GVU Center Brown Bag Seminar: Reclaiming the Internet: A Journey to Community-Held Cellular Infrastructure
As a design researcher and educator working in human-computer interaction, I often find myself in the business of "empowering" students by teaching them design. As a professor, I write grant proposals that use the magic of design to bring forth preferable futures. Yet, within the present socio-environ-political context, I find myself increasingly conflicted by these claims and asking myself, what, really, can design do? I will not be able to answer any of these questions during this talk because I don't know, but I will argue that the position of not-knowing, humility, and non-expert is useful for critically reflecting on the relevance of our practices. I will present ways that myself, collaborators, and the students with whom I work have been using weaving (sometimes with circuits, some without) as a practice through which to to try to probe, question, and understand what counts as design and the kinds of narratives we must take on in order to be "designers." I aim for this talk to inspire reflection and offer a few tactics for unknowing in order to think otherwise.

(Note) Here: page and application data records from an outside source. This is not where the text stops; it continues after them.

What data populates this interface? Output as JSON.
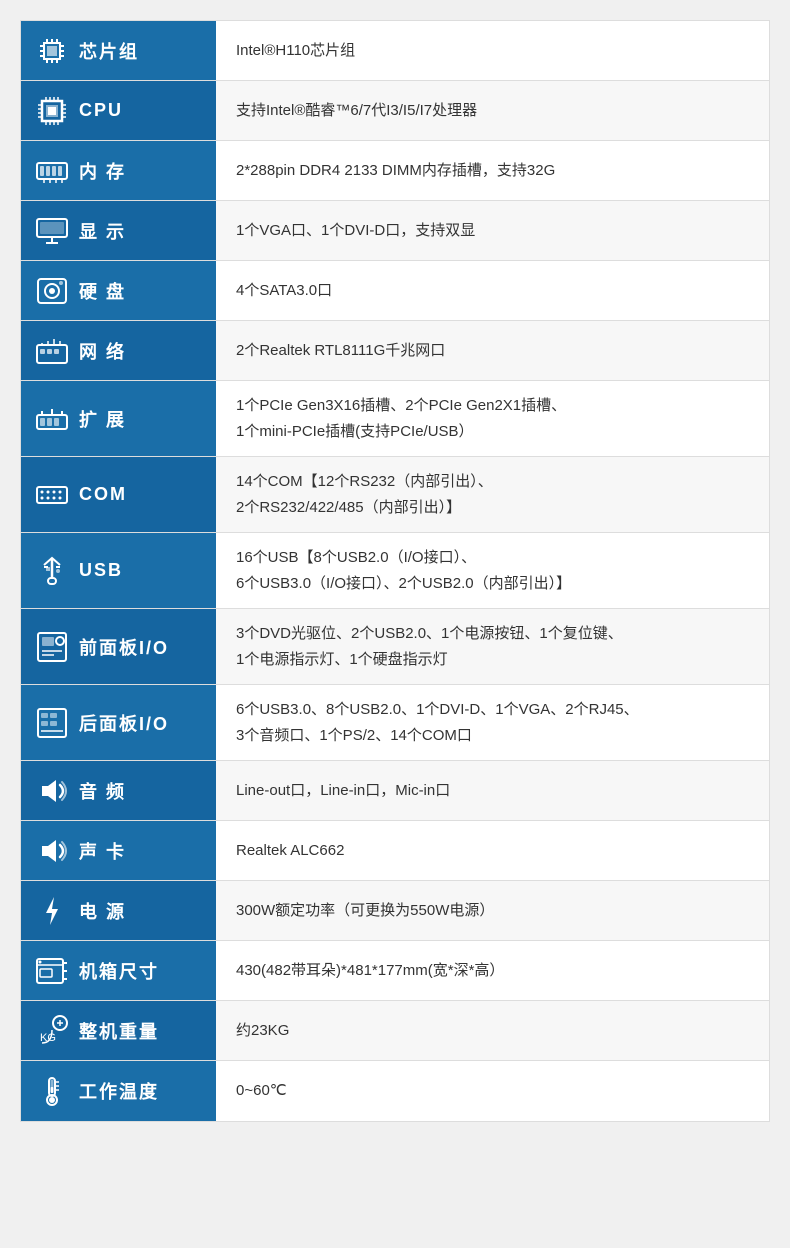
{
  "rows": [
    {
      "id": "chipset",
      "label": "芯片组",
      "icon_type": "chip",
      "value": "Intel®H110芯片组"
    },
    {
      "id": "cpu",
      "label": "CPU",
      "icon_type": "cpu",
      "value": "支持Intel®酷睿™6/7代I3/I5/I7处理器"
    },
    {
      "id": "memory",
      "label": "内  存",
      "icon_type": "ram",
      "value": "2*288pin DDR4 2133 DIMM内存插槽，支持32G"
    },
    {
      "id": "display",
      "label": "显  示",
      "icon_type": "display",
      "value": "1个VGA口、1个DVI-D口，支持双显"
    },
    {
      "id": "hdd",
      "label": "硬  盘",
      "icon_type": "hdd",
      "value": "4个SATA3.0口"
    },
    {
      "id": "network",
      "label": "网  络",
      "icon_type": "network",
      "value": "2个Realtek RTL8111G千兆网口"
    },
    {
      "id": "expansion",
      "label": "扩  展",
      "icon_type": "expand",
      "value": "1个PCIe Gen3X16插槽、2个PCIe Gen2X1插槽、\n1个mini-PCIe插槽(支持PCIe/USB）"
    },
    {
      "id": "com",
      "label": "COM",
      "icon_type": "com",
      "value": "14个COM【12个RS232（内部引出）、\n2个RS232/422/485（内部引出）】"
    },
    {
      "id": "usb",
      "label": "USB",
      "icon_type": "usb",
      "value": "16个USB【8个USB2.0（I/O接口）、\n6个USB3.0（I/O接口）、2个USB2.0（内部引出）】"
    },
    {
      "id": "front-io",
      "label": "前面板I/O",
      "icon_type": "front",
      "value": "3个DVD光驱位、2个USB2.0、1个电源按钮、1个复位键、\n1个电源指示灯、1个硬盘指示灯"
    },
    {
      "id": "rear-io",
      "label": "后面板I/O",
      "icon_type": "rear",
      "value": "6个USB3.0、8个USB2.0、1个DVI-D、1个VGA、2个RJ45、\n3个音频口、1个PS/2、14个COM口"
    },
    {
      "id": "audio",
      "label": "音  频",
      "icon_type": "audio",
      "value": "Line-out口，Line-in口，Mic-in口"
    },
    {
      "id": "soundcard",
      "label": "声  卡",
      "icon_type": "soundcard",
      "value": "Realtek ALC662"
    },
    {
      "id": "power",
      "label": "电  源",
      "icon_type": "power",
      "value": "300W额定功率（可更换为550W电源）"
    },
    {
      "id": "chassis",
      "label": "机箱尺寸",
      "icon_type": "chassis",
      "value": "430(482带耳朵)*481*177mm(宽*深*高）"
    },
    {
      "id": "weight",
      "label": "整机重量",
      "icon_type": "weight",
      "value": "约23KG"
    },
    {
      "id": "temp",
      "label": "工作温度",
      "icon_type": "temp",
      "value": "0~60℃"
    }
  ],
  "icons": {
    "chip": "chip-icon",
    "cpu": "cpu-icon",
    "ram": "ram-icon",
    "display": "display-icon",
    "hdd": "hdd-icon",
    "network": "network-icon",
    "expand": "expand-icon",
    "com": "com-icon",
    "usb": "usb-icon",
    "front": "front-io-icon",
    "rear": "rear-io-icon",
    "audio": "audio-icon",
    "soundcard": "soundcard-icon",
    "power": "power-icon",
    "chassis": "chassis-icon",
    "weight": "weight-icon",
    "temp": "temp-icon"
  }
}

Kurtis Heimerl is an assistant professor of Computer Science at the University of Washington working on Information and Communication Technology and International Development (ICTD), specifically universal Internet access. Before that, he received his PhD from the University of California, Berkeley, working under Professors Eric Brewer and Tapan Parikh. Kurtis cofounded Endaga, which joined Facebook in 2015 and has also published widely, including top conferences such as ICTD, CSCW, CHI, MobiCom, and NSDI. He was a recipient of the 2014 MIT “35 under 35” award, the 2018 UW early career Diamond Award, and has won paper awards at CHI, NSDI, COMPASS, ASSETS, and DySPAN.